ROME—When I visited the headquarters of the Food and Agriculture Organization of the United Nations here I met a gentleman named F.L. Macdougall of Australia whom I had not seen in more than 10 years. Mr. Macdougall had written a memorandum which found its way to my desk in the White House. I invited him to lunch and became so interested in his suggestions that I invited him to dine with my husband. There followed later a conference which he attended at Hot Springs, Va., where FAO actually came into being.
Soon after, Mr. Macdougall attended the ceremony in the White House instituting FAO, which I have always remembered because it was the first international ceremony at which the flags of the U.N. countries were put on the table where the representatives of the various countries were signing the necessary documents.
This specialized agency came into being under the U.N. Declaration and before the Charter was written. I had forgotten the sequence of events which led up to its final formation.
Mr. Macdougall and I made a recording here and he presented me with a book which has just been written as a history of FAO. In the book, he tells me, he told the story of our meeting. I had received a copy of this book before leaving on this trip but decided it was too heavy to bring with me. So I shall return to it with great interest when I reach home.
We went shopping this morning and saw some lovely table linens, handmade gloves, and leather goods of all kinds. Then we lunched at the Embassy and I saw Ambassador Clare Boothe Luce. Mrs. Luce was quite remarkable, I thought, being so apparently calm and carefree as she is about to start on a long journey. She must have had many things on her mind but she had gathered her staff together for a buffet luncheon and I enjoyed meeting so many Americans.
I also again had the pleasure of seeing the Director-General of the FAO, Dr. Philip V. Cardon, an American long trained in our Federal agricultural service. He and his wife had a most-interesting trip around the world this past year and they are the kind of people who can get the most out of contacts with other countries because they see so quickly where the interests of everyone tie in to the fundamental development of all peoples and countries in the world.
I only wish scientists were as good at disseminating information as they are at acquiring it. I could listen to Dr. Cardon for hours, but I don't think it has occurred to him to put down for the benefit of people all over the world and especially in the U.S. some of the things which he shared with us at luncheon. And yet they are of great importance to all of us.

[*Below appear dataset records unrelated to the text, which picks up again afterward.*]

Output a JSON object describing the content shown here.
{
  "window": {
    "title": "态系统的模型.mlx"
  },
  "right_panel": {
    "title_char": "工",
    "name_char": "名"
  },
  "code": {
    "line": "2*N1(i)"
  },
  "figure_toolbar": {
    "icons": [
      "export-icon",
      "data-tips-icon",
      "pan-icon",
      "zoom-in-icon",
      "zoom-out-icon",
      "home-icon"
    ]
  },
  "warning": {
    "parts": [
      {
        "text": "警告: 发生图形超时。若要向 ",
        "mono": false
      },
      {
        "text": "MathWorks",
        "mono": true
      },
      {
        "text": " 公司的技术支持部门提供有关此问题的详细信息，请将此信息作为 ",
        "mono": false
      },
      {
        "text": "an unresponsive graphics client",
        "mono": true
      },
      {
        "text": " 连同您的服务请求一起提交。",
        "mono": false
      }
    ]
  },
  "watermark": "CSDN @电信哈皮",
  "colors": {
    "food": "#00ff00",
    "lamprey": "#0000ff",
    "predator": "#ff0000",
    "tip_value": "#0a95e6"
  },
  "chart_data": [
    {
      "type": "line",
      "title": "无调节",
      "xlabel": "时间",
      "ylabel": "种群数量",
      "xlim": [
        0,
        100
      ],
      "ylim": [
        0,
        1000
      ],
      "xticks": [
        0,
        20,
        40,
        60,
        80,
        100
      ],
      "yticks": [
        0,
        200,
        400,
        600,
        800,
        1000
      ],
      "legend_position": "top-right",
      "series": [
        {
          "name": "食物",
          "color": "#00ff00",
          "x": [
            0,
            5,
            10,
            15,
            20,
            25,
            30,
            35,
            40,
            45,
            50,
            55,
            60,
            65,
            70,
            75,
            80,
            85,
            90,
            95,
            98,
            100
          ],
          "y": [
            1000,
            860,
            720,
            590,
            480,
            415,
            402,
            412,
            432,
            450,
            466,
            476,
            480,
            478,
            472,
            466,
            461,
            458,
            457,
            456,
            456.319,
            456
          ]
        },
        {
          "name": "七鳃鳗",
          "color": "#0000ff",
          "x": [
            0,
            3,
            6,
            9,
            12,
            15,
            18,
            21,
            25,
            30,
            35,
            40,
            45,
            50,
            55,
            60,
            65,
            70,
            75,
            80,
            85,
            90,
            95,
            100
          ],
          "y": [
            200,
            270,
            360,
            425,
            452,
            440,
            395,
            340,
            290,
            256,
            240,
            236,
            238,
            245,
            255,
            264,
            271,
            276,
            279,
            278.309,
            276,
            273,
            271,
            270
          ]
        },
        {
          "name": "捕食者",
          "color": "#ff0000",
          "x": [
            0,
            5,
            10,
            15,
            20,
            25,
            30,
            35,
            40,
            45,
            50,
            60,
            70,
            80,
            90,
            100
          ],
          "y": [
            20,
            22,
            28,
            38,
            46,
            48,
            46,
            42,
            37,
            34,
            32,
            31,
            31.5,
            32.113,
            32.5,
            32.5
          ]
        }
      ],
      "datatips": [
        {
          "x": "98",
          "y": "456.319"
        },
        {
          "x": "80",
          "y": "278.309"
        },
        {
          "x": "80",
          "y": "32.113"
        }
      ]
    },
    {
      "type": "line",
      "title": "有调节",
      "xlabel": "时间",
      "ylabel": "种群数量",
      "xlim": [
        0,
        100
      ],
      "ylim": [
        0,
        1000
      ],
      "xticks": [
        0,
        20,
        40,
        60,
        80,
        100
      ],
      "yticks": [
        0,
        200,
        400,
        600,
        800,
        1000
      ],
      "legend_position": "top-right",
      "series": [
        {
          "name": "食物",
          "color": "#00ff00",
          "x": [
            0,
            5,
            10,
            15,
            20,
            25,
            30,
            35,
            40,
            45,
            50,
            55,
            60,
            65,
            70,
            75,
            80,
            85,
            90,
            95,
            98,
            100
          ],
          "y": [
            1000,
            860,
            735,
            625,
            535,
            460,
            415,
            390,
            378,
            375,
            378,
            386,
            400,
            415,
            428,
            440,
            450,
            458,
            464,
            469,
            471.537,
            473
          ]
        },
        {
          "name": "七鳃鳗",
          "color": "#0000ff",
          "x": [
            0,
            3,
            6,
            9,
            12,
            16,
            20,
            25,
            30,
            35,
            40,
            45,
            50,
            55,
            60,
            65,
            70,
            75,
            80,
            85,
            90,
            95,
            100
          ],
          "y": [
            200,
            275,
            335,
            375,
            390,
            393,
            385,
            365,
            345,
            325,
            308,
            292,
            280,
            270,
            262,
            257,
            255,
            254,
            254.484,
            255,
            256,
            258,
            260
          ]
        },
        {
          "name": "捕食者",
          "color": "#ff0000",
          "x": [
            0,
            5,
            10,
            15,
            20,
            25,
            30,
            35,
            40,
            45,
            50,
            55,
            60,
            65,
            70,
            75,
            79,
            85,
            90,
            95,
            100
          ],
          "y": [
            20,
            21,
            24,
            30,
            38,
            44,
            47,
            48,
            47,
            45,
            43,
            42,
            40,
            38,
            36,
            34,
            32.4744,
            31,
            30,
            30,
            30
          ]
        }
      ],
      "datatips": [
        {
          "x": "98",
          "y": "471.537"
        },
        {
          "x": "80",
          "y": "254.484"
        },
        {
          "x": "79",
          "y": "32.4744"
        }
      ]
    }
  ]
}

In the afternoon we drove to a diagnostic clinic just outside of Rome and then quite a distance from Rome to a boys' town patterned after the late Father Flanagan's Boys' Town at home. I am told that both the priests in charge of the boys' settlement here are marvelous people but, unfortunately, they were away. However, a most enthusiastic young woman accompanied us. It was wonderful to see how much our American unions have done to help these boys. The layout is magnificent and the boys certainly have every opportunity to learn a variety of trades.
(Distributed by United Feature Syndicate, Inc.)